What the task requires ▸ Below are records; how many of their lines contain "Bruce"? Give the number and no other words.

Given records ▸
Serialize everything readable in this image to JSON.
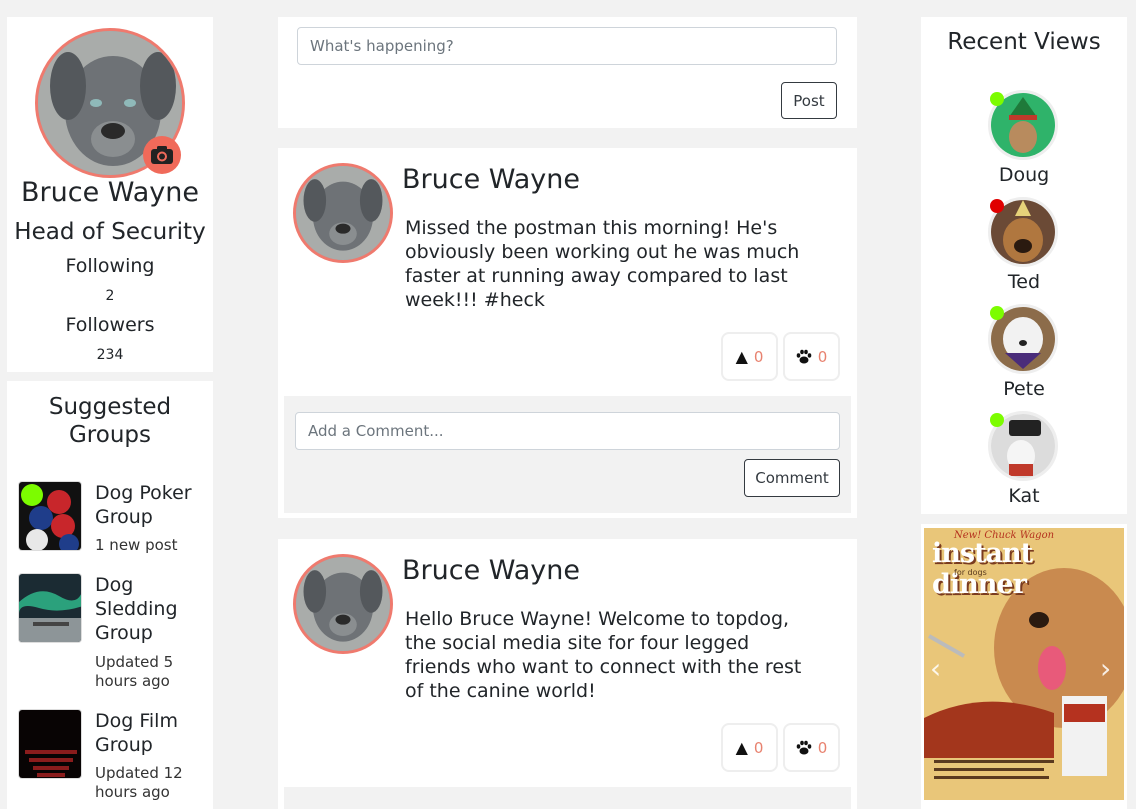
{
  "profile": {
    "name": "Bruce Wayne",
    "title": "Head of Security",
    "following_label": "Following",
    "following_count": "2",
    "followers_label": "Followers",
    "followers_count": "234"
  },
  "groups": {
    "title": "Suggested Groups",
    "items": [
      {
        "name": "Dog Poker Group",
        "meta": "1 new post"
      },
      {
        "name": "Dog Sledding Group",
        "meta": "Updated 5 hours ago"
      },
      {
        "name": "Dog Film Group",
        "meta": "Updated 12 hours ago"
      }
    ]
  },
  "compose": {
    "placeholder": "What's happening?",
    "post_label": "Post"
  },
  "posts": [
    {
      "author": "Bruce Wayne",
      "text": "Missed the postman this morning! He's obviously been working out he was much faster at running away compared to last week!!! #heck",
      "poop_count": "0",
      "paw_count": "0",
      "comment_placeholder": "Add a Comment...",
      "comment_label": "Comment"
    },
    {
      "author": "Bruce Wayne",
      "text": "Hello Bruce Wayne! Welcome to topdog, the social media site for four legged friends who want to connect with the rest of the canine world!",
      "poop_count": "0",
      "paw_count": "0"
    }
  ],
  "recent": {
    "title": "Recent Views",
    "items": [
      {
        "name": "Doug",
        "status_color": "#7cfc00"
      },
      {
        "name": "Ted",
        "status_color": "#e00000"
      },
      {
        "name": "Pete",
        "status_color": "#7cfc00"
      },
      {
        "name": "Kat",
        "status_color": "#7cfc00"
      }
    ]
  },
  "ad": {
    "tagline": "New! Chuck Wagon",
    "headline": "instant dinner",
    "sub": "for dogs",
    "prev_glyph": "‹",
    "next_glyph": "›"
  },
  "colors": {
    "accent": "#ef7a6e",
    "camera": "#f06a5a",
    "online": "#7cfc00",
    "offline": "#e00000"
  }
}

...

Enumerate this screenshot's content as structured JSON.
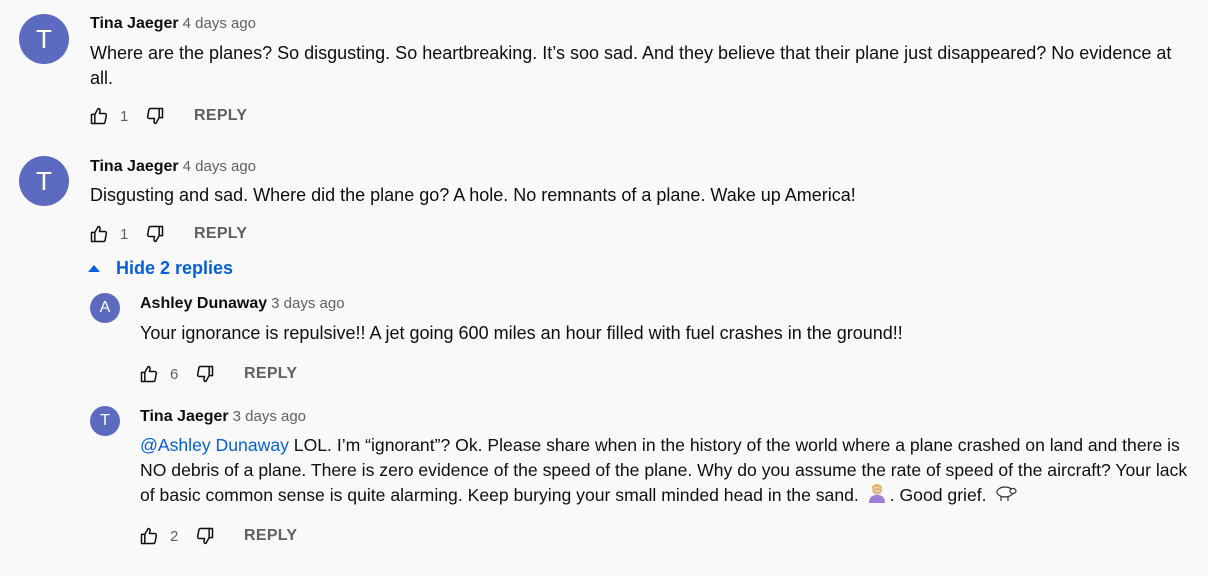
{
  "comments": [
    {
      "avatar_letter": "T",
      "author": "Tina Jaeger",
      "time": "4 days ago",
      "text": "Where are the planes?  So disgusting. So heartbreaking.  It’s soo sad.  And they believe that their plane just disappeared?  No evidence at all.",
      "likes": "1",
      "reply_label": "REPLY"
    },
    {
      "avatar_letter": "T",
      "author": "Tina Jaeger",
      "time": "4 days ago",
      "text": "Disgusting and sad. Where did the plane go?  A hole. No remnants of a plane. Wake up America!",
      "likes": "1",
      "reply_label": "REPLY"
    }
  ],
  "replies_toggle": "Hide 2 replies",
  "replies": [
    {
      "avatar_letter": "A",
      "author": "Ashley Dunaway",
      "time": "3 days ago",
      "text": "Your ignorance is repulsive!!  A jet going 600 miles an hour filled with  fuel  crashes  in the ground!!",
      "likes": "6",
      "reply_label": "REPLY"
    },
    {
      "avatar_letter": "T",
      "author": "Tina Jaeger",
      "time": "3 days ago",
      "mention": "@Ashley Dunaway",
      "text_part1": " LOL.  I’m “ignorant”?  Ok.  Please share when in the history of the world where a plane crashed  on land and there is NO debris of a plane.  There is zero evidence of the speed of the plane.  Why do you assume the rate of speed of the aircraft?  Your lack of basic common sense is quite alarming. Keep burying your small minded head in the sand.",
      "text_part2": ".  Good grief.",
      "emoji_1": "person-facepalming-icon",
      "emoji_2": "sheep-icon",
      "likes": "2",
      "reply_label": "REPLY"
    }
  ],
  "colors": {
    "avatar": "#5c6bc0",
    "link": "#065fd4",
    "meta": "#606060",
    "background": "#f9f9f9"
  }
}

Your solution ▸ 4